“Mentions in Dispatches” 1914-18
Prior to “the Great War” it had long been the custom to “mention” in official reports and dispatches from the battlefield the names those officers and men who had especially distinguished themselves in the campaign or an action. Generally speaking – especially prior to the mid 19C – it was mainly officers who were “mentioned” and there was no visible indication of the fact, apart from a reference in the officer’s “War Services” and in his official record; similarly Other Ranks who were specially mentioned had nothing to show for it other than a reference to it in their service record. Sometimes, a “mention” brought with it a step in rank (often Brevet rank for officers) or, occasionally, for Other Ranks the “mention” could be the prelude to the award of a gallantry medal (like the Distinguished Conduct Medal) if the circumstances were deemed of sufficient merit. Sometimes, the dispatch actually went into detail on the reason for the “mention” (i.e. outlining what the recipient had actually done to merit special reference) and where the action or incident was considered worthy of general notice, the main dispatches and the names of those “mentioned” were published in the London Gazette, the Edinburgh Gazette or similar official publications across the Empire, like the Gazette of India. Of course, not all dispatches from a particular campaign or action were formally published and some campaigns are better covered than others in terms of public announcement.
As with other gallantry matters, the size and scale of the First World War forced a change in this situation. In some cases, army, divisional, brigade or unit commanders had produced their own paper awards in the form of “gallantry cards” and similar certificates to record the fact that an individual had been “noticed” for some gallant or worthy deed. But this was rather ad hoc; not all commanders or units produced them and they still did not confer a nationally-recognised or visible award. But so many officers, men and women of all services and in all theatres were performing worthy, gallant or meritorious deeds that it was felt necessary to formally recognise those whose names had been “brought to notice” by various commanders.
The initial result of official consideration of these matters was the institution in May 1919 of the “Mentioned in Dispatches Certificate”, which recorded the King’s “High Appreciation” of the services rendered by the named individual.
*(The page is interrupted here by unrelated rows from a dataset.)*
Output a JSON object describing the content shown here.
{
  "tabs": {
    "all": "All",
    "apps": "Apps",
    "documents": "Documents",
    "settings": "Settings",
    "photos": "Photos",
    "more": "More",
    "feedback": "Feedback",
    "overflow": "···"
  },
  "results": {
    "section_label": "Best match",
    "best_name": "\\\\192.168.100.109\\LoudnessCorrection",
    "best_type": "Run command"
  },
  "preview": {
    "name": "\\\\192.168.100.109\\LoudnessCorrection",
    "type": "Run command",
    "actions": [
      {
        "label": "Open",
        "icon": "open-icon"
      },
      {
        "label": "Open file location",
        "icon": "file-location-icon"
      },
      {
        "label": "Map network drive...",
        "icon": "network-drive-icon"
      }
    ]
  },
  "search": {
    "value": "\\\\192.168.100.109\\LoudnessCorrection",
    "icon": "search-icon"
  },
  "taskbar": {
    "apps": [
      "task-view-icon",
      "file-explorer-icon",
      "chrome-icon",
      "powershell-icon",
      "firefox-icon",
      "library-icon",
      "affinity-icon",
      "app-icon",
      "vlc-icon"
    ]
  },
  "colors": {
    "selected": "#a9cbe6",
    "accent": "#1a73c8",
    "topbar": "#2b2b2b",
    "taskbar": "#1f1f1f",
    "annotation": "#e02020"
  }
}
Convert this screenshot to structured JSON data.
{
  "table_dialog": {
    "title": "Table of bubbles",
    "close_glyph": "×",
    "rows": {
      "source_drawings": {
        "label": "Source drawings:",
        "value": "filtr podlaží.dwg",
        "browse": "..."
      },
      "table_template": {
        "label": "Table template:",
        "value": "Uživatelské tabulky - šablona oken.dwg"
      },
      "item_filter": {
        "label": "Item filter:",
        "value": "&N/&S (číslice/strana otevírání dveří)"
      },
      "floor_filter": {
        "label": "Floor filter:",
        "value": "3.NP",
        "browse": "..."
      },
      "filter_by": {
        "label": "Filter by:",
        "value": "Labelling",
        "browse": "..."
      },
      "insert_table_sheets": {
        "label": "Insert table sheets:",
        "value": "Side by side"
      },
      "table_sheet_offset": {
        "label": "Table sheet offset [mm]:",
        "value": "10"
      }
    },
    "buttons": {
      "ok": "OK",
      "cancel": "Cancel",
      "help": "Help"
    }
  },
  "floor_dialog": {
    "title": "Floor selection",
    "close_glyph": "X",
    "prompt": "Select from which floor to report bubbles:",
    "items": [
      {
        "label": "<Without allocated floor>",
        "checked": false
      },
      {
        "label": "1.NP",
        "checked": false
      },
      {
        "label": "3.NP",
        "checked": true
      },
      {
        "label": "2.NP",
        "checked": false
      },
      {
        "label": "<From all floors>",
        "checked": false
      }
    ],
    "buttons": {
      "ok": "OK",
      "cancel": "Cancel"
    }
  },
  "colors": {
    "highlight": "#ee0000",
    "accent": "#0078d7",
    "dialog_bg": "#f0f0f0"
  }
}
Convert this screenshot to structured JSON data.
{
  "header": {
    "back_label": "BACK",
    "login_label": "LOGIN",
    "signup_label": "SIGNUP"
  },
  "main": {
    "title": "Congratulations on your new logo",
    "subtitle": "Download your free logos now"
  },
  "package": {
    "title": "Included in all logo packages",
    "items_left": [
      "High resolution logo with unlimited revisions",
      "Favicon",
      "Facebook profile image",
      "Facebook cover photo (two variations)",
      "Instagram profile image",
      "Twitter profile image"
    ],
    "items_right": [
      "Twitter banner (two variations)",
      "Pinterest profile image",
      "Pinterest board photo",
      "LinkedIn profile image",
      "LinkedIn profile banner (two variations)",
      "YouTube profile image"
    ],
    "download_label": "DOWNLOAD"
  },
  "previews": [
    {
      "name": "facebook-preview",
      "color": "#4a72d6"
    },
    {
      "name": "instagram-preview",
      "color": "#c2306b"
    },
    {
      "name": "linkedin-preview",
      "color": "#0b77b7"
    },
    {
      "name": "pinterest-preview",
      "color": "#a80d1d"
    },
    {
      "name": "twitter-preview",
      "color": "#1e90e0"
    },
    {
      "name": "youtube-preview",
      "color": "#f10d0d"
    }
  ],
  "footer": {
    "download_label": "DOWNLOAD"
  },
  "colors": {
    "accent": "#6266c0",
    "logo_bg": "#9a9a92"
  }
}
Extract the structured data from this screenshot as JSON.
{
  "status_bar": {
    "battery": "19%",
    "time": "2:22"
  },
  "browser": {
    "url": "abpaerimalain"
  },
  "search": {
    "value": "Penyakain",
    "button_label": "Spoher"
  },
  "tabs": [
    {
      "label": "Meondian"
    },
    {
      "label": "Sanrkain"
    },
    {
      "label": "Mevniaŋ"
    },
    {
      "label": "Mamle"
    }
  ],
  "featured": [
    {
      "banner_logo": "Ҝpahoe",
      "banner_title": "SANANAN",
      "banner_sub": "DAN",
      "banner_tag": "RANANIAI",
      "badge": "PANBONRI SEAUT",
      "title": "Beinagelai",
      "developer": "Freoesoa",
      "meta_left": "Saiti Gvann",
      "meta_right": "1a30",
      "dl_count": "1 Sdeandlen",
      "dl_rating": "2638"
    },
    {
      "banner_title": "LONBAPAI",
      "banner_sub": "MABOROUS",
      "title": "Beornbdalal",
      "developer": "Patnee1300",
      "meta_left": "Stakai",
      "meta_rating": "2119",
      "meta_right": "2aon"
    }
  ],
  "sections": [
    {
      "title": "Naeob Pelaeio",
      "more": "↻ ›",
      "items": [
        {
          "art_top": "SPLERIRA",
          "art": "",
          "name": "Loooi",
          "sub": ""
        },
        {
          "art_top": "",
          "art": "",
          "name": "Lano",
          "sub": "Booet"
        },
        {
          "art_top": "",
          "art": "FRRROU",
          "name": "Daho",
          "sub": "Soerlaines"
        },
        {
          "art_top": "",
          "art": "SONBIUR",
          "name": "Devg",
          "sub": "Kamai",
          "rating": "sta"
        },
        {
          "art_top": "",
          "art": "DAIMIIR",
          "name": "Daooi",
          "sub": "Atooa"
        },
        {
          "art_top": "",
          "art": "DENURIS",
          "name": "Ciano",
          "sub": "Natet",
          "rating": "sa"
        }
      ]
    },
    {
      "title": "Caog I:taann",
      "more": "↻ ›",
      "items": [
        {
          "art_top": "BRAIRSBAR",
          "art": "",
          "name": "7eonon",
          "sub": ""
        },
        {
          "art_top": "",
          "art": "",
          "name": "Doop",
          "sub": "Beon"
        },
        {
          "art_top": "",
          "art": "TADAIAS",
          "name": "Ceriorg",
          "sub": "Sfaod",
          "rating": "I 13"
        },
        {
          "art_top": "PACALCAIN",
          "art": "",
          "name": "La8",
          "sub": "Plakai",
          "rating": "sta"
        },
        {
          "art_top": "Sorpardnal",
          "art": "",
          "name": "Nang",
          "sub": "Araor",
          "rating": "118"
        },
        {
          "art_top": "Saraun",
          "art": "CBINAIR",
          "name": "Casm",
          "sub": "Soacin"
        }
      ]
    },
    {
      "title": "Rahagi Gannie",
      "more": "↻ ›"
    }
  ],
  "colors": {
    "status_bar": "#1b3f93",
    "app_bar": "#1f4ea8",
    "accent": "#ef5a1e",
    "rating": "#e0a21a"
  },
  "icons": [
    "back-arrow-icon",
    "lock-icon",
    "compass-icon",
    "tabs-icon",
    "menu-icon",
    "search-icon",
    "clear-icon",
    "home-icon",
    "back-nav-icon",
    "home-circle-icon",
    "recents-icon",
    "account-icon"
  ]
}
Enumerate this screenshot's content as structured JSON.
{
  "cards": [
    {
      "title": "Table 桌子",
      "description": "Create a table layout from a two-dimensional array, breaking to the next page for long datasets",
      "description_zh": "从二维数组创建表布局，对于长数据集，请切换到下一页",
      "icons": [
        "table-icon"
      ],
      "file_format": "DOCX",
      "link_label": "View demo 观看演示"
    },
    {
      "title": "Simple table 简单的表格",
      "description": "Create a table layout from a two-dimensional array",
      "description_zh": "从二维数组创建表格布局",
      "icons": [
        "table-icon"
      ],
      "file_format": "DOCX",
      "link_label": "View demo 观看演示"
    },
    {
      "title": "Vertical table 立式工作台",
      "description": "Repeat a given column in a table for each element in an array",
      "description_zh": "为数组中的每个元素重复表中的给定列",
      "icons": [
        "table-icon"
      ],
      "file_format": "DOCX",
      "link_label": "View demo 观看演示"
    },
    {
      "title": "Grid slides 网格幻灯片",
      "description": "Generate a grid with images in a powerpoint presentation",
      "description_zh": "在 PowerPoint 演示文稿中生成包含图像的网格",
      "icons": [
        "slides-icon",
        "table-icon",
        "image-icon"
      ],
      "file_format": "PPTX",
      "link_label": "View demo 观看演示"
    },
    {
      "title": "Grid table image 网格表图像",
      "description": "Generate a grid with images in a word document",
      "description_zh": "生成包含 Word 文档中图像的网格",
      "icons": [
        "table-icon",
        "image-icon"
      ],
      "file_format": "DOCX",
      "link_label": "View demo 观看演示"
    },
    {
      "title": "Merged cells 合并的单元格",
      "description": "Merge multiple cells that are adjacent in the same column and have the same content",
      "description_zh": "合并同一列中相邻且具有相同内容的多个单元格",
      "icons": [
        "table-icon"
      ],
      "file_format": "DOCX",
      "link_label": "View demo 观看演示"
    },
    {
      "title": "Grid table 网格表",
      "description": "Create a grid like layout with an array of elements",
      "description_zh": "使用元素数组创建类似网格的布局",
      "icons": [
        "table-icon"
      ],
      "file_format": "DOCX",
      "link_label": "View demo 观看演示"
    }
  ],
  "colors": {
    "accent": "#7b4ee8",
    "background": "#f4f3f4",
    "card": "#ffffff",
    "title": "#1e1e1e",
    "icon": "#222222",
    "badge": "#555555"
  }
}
However, this paper award was still not considered sufficient as a reward, since it conferred no visible distinction. As a result, in 1920 a distinctive Mentioned in Dispatches Emblem was introduced. It took the form of a spray of oakleaves in bronze, its award made retrospective to 4th August 1914. Unlike the practice in some other European countries, in the British system only one emblem could be worn and only in bronze, no matter how many times the individual had been “mentioned”. It has to be said that the emblem is not very striking – but at least it did publicly show that an individual’s good service had received official recognition.
In terms of WW1 awards, it was originally intended that the emblem would be worn only on the ribbon of the Victory Medal but it was later (though not formally until 1947) authorised to be worn on the ribbon of the British War Medal if the recipient had not qualified for the Victory Medal (e.g. as awarded singly for garrison service in India) or, if no medals at all had been awarded, simply worn on the tunic or jacket above the left pocket.
The emblem was awarded in two sizes – a larger version 13/8″ wide for wear on the medal itself when worn – and a smaller type at 1″ wide for wear on the ribbon bar when ribbons alone were being worn. Some have bendable arms on the reverse to attach them to the ribbon, while others have holes pierced into them so that they can be stitched onto the ribbon. Very small versions were privately made for wear on miniature awards. Slight design variations can be found in the emblem, which presumably reflects manufacture by different producers at different times.
Some 141,000 MID emblems were conferred up to 1920 (including post-war operations in, for example, Russia, Kurdistan and Iraq) – which is actually not that many considering the scale of the Great War; compare this with approx. 122,000 awards of the Military Medal. Certainly, MIDs to Other Ranks are rarer than many people tend to think.
Generally speaking, apart from reference in the London Gazette or similar, the fact of an army award was shown on the recipient’s Medal Index Card, with the word “Emblems” or an abbreviation of it, to show the issue of the oakleaves, but this is not always the case – some MICs do not reflect the award of the MID emblem, so it is always worth checking the London Gazette if the there is any suggestion that the recipient may have been entitled. There are also separate “MID Cards” for some recipients. These and MICs are available on some online genealogy sites, like Ancestry.co.uk. It is interesting to note that, as with other official awards, the emblem could be subject to forfeiture, though again this was not formalised until 1947.
The practice of awarding the MID emblem has continued since the end of WW1 – reduced in 1947 to a single bronze oakleaf for awards after August 1920 and to a silver oakleaf following the award system reforms of 1993.